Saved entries
┄┄┄┄┄┄
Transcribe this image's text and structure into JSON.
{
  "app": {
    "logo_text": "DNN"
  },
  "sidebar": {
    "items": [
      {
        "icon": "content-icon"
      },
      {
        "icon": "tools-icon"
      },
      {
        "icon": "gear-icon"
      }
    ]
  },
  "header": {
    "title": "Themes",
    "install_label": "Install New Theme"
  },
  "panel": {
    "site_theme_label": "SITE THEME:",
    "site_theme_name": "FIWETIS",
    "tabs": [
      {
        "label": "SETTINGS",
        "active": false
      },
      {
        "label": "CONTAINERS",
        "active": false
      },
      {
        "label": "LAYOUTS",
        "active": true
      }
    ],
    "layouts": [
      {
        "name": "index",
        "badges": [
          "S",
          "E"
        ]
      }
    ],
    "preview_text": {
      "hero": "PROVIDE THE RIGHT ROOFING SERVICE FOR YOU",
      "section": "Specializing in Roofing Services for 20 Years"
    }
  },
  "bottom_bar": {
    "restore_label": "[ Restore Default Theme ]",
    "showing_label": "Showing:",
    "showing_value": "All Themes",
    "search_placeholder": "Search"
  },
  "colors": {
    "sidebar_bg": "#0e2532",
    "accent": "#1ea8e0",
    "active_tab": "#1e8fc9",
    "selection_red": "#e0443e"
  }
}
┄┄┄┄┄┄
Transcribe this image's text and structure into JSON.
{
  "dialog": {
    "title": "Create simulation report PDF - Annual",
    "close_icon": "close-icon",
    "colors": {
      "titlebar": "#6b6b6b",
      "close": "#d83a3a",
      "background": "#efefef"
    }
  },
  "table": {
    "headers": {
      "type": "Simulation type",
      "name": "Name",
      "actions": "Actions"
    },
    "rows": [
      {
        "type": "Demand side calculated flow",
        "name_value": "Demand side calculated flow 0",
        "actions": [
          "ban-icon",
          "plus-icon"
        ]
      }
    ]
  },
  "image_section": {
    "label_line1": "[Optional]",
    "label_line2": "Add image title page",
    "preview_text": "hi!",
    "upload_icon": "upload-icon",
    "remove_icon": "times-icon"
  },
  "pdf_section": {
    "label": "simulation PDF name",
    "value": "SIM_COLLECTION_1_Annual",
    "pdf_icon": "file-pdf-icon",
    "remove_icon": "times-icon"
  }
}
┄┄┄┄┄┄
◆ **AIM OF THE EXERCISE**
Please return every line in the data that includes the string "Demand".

◆ **EXERCISE OUTPUT**
        "type": "Demand side calculated flow",
        "name_value": "Demand side calculated flow 0",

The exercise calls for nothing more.